Research and Development Research and Development Photo of NREL researcher Jeff Tomberlin working on a data acquisition panel at the Building Efficiency Data Acquisition and Control Laboratory at NREL's Thermal Test Facility. The Building Technology Program funds research that can dramatically improve energy efficiency in commercial buildings. Credit: Dennis Schroeder, NREL PIX 20181 The Building Technologies Office (BTO) invests in technology research and development activities that can dramatically reduce energy consumption and energy waste in buildings. Buildings in the United States use nearly 40 quadrillion British thermal units (Btu) of energy for space heating and cooling, lighting, and appliances, an amount equivalent to the annual amount of electricity delivered by more than 3,800 500-megawatt coal-fired power plants. The BTO technology portfolio aims to help reduce building energy requirements by 50% through the use of improved appliances; windows, walls, and roofs; space heating and cooling; lighting; and whole building design strategies.

488

High Performance Building Standards in State Buildings | Department of  

Energy.gov (U.S. Department of Energy (DOE)) Indexed Site

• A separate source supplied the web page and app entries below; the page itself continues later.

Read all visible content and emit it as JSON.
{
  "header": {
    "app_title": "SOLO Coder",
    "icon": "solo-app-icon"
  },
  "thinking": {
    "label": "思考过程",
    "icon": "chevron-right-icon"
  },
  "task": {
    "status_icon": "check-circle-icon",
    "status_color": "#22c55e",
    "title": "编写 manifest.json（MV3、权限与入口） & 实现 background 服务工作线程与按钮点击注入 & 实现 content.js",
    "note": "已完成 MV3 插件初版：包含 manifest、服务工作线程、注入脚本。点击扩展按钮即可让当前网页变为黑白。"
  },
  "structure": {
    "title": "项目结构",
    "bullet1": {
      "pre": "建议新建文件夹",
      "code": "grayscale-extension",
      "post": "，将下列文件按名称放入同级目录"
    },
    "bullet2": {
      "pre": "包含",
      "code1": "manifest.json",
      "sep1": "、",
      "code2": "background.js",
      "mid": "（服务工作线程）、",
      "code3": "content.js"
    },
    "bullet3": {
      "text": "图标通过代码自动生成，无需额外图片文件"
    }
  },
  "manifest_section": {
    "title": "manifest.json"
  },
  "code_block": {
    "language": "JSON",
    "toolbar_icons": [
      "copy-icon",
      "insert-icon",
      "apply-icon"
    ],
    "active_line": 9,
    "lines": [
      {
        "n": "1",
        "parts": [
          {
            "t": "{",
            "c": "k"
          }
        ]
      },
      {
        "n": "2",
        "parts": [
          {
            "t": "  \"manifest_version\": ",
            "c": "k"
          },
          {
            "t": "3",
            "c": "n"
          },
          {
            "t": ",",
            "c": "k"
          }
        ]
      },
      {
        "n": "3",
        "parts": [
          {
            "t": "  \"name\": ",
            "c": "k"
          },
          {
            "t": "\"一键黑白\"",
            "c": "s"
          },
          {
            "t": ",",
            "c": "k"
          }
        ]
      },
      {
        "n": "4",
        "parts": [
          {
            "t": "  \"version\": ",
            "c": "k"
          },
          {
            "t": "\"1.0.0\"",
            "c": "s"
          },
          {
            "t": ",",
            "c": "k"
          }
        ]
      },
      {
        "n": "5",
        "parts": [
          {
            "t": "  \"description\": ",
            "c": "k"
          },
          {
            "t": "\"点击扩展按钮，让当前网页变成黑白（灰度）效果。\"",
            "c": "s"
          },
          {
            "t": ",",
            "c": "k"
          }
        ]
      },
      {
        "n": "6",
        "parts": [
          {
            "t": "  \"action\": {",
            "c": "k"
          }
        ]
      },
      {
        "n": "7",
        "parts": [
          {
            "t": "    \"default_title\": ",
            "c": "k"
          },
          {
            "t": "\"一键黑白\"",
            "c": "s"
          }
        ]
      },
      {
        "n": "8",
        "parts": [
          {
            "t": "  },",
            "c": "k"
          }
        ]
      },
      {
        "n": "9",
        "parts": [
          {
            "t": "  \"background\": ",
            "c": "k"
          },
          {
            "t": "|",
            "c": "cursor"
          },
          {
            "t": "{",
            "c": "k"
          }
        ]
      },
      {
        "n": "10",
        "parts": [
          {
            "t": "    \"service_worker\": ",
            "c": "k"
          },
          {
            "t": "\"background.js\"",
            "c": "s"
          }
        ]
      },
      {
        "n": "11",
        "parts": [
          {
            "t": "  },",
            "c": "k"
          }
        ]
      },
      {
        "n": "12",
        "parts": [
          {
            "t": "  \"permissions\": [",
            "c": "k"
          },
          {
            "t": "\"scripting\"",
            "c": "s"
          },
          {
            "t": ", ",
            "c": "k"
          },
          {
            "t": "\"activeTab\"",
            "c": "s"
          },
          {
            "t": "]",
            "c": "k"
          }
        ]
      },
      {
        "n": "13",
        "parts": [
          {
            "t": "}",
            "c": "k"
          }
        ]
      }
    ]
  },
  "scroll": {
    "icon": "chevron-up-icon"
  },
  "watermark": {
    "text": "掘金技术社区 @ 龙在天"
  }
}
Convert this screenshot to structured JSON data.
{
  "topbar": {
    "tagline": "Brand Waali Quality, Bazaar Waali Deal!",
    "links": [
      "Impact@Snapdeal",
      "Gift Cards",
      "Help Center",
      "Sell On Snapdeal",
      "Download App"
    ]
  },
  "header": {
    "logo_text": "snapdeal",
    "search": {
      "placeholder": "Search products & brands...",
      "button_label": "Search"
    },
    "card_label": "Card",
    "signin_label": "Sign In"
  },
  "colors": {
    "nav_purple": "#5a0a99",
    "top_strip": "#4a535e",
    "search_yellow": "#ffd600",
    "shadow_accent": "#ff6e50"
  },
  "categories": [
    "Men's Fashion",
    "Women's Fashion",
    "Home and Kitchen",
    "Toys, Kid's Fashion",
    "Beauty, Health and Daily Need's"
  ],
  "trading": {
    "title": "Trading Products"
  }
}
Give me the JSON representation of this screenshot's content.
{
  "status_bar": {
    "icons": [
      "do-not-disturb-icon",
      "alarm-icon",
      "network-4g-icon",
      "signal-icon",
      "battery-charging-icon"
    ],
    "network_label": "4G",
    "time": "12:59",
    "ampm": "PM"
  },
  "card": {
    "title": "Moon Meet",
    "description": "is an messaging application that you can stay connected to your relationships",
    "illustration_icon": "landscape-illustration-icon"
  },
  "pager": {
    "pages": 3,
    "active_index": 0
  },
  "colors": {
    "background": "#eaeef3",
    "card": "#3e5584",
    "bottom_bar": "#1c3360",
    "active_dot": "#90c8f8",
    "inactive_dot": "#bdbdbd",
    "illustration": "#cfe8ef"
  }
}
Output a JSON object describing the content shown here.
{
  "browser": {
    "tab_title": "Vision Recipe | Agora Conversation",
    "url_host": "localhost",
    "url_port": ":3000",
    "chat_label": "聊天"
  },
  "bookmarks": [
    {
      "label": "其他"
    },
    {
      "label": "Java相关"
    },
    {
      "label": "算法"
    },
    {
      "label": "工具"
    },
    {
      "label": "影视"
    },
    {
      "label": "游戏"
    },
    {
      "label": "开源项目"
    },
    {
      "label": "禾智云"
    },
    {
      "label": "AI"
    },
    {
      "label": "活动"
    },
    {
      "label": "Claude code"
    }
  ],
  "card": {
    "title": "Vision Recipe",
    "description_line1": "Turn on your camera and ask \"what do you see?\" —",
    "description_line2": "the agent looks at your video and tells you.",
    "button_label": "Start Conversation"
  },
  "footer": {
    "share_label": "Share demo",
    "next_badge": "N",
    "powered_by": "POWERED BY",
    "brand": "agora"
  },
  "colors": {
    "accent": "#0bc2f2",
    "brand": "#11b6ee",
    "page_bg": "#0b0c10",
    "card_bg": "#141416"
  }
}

High Performance Building Standards in State Buildings High Performance Building Standards in State Buildings High Performance Building Standards in State Buildings < Back Eligibility State Government Savings Category Heating & Cooling Home Weatherization Construction Commercial Weatherization Commercial Heating & Cooling Design & Remodeling Bioenergy Manufacturing Buying & Making Electricity Solar Lighting Windows, Doors, & Skylights Heating Water Water Heating Wind Program Info State Oklahoma Program Type Energy Standards for Public Buildings Provider Oklahoma Department of Central Services In June 2008, the governor of Oklahoma signed [http://webserver1.lsb.state.ok.us/2007-08bills/HB/hb3394_enr.rtf HB 3394] requiring the state to develop a high-performance building certification program for state construction and renovation projects. The standard, which

489

City of Chandler - Green Building Requirement for City Buildings |  

Energy.gov (U.S. Department of Energy (DOE)) Indexed Site

Chandler - Green Building Requirement for City Buildings Chandler - Green Building Requirement for City Buildings City of Chandler - Green Building Requirement for City Buildings < Back Eligibility Local Government Savings Category Heating & Cooling Home Weatherization Construction Commercial Weatherization Commercial Heating & Cooling Design & Remodeling Bioenergy Solar Lighting Windows, Doors, & Skylights Alternative Fuel Vehicles Hydrogen & Fuel Cells Heating Buying & Making Electricity Water Heating Wind Program Info State Arizona Program Type Energy Standards for Public Buildings Provider City of Chandler The mayor and city council of Chandler, AZ adopted Resolution 4199 in June 2008, establishing a requirement for all new occupied city buildings larger than 5,000 square feet to be designed and built to achieve the Silver level

490

Overview of Commercial Buildings, 2003 - Full Report  

U.S. Energy Information Administration (EIA) Indexed Site

Full Report Full Report Energy Information Administration > Commercial Buildings Energy Consumption Survey > Overview of Commercial Buildings Overview of Commercial Buildings, 2003 Introduction The Energy Information Administration conducts the Commercial Buildings Energy Consumption Survey (CBECS) to collect information on energy-related building characteristics and types and amounts of energy consumed in commercial buildings in the United States. In 2003, CBECS reports that commercial buildings: ● total nearly 4.9 million buildings ● comprise more than 71.6 billion square feet of floorspace ● consumed more than